* _Exercise data_
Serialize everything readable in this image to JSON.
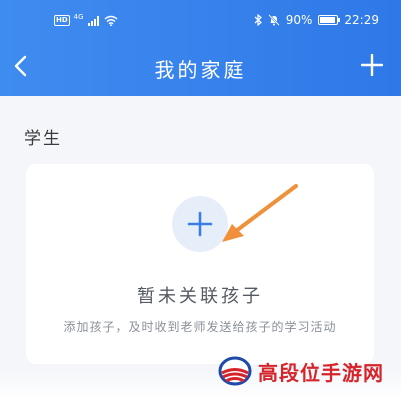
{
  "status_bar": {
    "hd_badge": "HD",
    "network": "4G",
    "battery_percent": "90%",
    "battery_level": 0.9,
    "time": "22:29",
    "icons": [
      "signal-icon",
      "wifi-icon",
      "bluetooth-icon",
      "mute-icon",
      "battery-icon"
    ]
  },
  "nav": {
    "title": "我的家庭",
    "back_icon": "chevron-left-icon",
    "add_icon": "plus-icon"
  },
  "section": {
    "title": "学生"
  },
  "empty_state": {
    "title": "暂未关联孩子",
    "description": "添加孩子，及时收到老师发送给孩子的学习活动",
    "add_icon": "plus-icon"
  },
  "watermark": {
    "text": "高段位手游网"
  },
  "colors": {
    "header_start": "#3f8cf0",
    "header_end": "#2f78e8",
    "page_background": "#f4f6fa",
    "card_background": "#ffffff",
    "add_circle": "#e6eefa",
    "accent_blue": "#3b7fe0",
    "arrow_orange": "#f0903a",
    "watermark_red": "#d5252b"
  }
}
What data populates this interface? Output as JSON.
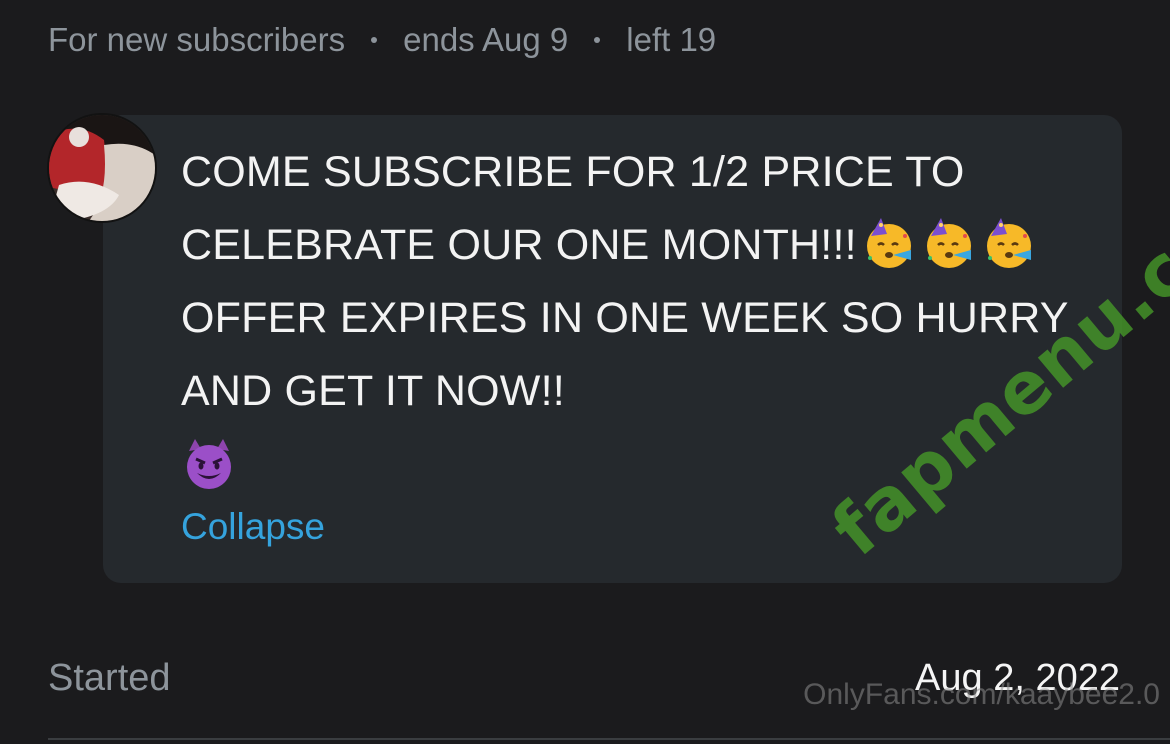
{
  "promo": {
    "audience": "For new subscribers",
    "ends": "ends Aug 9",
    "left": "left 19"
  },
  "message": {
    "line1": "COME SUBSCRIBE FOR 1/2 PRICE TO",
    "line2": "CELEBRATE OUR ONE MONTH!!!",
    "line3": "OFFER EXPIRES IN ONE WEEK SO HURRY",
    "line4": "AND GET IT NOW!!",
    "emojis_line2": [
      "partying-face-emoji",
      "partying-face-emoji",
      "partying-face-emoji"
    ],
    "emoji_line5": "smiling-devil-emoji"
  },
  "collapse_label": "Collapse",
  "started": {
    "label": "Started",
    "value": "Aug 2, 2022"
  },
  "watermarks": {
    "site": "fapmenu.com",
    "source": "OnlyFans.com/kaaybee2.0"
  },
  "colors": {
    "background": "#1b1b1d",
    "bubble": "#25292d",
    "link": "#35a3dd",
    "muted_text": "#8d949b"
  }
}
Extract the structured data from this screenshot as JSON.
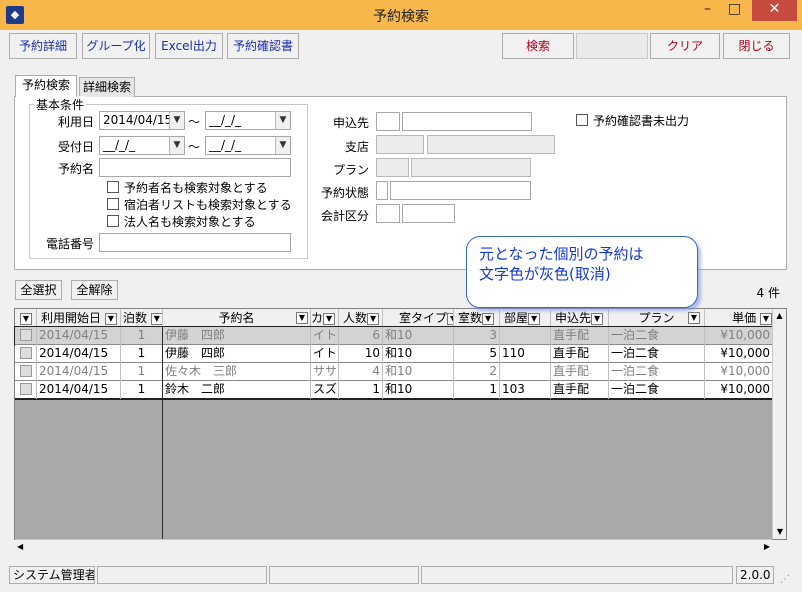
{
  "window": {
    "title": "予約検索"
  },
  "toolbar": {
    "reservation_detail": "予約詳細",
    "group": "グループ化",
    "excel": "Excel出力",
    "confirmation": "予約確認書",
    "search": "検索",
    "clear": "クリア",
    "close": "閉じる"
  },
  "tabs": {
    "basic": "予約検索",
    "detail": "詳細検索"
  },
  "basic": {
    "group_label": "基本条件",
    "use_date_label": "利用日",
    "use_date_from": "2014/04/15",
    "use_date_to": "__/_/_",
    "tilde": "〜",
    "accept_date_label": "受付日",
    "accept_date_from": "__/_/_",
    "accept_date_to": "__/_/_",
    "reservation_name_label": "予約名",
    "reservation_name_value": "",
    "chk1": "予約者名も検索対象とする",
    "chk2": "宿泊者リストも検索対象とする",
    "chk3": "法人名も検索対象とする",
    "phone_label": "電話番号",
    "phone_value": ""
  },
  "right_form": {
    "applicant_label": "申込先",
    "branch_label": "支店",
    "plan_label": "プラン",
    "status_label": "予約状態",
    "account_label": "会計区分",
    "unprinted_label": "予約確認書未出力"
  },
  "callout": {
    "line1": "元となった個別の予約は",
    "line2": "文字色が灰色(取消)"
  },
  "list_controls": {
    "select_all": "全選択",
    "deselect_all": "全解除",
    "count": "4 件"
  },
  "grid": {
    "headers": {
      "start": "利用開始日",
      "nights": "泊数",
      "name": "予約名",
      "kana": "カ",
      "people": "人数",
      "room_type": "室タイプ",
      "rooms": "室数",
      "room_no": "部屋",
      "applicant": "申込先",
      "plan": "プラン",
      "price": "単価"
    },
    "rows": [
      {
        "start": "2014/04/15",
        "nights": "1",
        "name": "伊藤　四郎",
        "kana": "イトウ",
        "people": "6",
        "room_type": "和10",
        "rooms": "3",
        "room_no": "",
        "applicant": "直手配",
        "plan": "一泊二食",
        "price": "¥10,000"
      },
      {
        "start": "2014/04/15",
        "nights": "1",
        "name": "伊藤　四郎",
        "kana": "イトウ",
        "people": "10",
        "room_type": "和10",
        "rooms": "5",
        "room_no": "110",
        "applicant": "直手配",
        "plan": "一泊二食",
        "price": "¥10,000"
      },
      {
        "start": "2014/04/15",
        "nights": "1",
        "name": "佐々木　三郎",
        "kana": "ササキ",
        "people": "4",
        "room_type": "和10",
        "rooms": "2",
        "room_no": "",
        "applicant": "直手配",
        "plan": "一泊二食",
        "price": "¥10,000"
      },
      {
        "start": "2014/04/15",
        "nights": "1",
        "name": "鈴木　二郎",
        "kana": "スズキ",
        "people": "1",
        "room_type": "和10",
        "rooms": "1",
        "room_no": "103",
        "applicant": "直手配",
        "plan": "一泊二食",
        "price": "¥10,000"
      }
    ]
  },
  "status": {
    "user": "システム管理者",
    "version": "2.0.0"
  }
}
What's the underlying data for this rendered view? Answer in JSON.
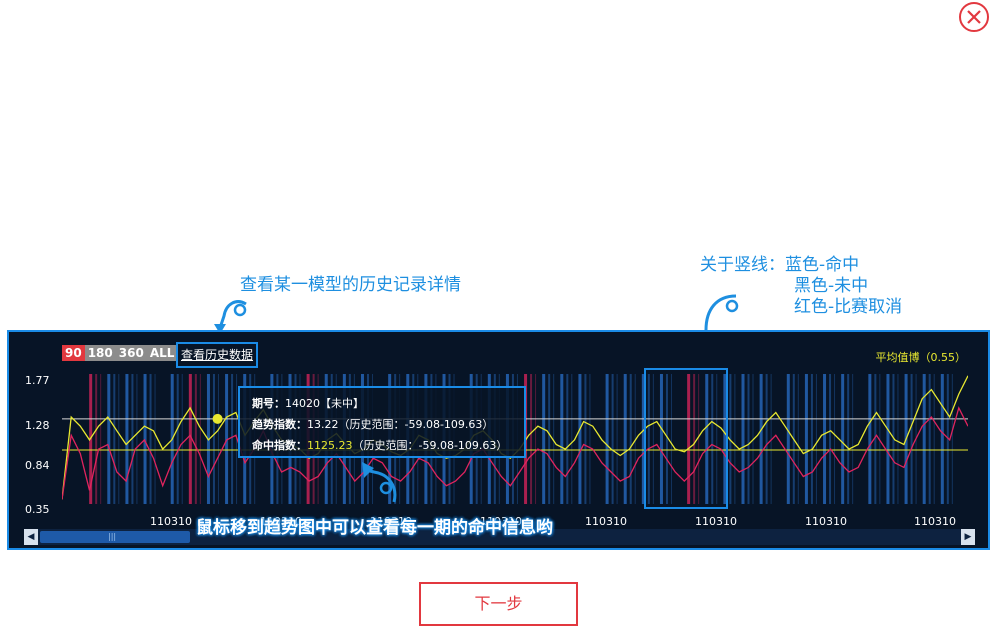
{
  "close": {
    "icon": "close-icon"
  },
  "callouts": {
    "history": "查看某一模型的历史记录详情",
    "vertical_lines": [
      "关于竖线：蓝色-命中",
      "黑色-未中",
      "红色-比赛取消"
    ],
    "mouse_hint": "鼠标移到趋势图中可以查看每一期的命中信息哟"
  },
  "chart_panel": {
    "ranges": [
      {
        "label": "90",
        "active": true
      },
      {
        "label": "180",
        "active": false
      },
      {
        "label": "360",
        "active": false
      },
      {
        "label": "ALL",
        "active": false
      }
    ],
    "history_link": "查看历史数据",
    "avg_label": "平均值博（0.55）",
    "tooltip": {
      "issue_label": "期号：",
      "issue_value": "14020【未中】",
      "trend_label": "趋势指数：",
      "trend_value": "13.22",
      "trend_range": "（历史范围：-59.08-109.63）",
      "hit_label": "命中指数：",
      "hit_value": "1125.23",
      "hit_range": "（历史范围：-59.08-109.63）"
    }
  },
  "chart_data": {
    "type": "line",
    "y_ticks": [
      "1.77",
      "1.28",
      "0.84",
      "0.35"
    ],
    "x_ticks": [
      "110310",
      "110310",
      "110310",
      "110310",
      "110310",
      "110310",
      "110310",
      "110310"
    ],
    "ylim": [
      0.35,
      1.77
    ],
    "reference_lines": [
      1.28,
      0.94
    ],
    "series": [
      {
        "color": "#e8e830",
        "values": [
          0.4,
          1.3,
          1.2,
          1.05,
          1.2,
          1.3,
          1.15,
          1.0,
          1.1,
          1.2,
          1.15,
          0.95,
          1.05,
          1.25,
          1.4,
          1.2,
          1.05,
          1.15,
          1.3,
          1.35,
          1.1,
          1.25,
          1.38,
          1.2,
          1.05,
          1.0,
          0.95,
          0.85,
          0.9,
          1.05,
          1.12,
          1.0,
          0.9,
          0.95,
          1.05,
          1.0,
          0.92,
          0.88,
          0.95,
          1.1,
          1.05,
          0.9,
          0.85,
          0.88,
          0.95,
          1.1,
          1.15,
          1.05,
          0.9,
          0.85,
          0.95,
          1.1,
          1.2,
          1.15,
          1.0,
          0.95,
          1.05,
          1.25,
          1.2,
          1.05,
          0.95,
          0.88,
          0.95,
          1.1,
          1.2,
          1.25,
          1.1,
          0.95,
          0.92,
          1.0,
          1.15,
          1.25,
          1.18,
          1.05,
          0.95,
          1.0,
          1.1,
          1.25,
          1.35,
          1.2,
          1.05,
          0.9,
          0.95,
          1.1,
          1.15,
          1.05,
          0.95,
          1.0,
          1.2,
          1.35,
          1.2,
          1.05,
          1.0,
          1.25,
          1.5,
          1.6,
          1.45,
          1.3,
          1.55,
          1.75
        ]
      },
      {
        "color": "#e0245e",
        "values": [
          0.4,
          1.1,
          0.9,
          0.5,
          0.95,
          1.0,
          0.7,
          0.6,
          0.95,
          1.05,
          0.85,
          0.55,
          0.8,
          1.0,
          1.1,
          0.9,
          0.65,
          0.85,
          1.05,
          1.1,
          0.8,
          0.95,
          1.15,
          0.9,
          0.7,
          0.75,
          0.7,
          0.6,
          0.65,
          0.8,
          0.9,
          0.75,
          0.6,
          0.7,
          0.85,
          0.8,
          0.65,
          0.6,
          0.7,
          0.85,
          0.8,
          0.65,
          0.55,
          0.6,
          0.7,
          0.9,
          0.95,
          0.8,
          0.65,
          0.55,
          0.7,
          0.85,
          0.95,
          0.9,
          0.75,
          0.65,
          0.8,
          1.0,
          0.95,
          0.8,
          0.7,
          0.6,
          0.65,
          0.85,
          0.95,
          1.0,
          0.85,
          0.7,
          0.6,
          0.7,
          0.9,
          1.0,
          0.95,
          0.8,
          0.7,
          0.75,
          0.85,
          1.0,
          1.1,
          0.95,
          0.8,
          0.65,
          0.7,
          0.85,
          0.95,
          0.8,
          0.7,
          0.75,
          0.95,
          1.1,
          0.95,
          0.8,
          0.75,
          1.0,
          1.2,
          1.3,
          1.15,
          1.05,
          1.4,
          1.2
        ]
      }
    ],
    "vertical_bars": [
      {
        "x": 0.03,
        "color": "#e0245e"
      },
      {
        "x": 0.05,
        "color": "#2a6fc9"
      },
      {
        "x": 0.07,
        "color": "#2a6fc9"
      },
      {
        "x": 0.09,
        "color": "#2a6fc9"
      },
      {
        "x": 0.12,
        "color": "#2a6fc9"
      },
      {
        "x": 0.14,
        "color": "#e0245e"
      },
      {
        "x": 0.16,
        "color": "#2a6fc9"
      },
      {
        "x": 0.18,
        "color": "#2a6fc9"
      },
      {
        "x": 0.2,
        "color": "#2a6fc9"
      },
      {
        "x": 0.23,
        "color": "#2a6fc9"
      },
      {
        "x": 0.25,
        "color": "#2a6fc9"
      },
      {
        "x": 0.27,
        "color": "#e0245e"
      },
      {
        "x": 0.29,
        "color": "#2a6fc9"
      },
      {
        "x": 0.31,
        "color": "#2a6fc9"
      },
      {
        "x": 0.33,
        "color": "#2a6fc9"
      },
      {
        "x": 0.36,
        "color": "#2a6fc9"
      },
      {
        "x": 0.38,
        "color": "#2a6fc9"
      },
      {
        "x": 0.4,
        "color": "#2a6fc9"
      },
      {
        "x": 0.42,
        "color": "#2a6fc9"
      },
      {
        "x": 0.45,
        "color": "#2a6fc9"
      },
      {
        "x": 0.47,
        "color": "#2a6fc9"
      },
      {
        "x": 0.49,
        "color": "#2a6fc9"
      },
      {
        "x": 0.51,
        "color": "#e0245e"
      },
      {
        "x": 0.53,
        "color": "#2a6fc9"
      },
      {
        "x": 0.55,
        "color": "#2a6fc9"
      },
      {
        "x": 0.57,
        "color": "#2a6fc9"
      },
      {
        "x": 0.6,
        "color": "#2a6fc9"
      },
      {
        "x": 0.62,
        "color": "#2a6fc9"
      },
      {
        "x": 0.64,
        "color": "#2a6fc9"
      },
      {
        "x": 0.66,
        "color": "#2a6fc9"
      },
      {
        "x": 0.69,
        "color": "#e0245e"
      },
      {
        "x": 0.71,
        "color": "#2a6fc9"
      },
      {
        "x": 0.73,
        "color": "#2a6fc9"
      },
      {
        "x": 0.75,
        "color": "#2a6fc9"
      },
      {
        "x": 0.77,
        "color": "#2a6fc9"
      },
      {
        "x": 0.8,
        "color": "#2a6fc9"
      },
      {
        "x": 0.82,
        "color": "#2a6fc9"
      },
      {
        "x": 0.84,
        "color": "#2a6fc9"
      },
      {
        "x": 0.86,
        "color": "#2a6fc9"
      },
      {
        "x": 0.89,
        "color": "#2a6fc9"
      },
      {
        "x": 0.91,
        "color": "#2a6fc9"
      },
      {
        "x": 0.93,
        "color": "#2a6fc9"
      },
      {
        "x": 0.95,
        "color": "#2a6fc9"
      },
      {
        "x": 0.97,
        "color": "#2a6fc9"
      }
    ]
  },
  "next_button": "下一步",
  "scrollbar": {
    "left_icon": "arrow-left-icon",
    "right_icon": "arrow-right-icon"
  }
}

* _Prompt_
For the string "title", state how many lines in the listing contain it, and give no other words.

* _Exercise solution_
4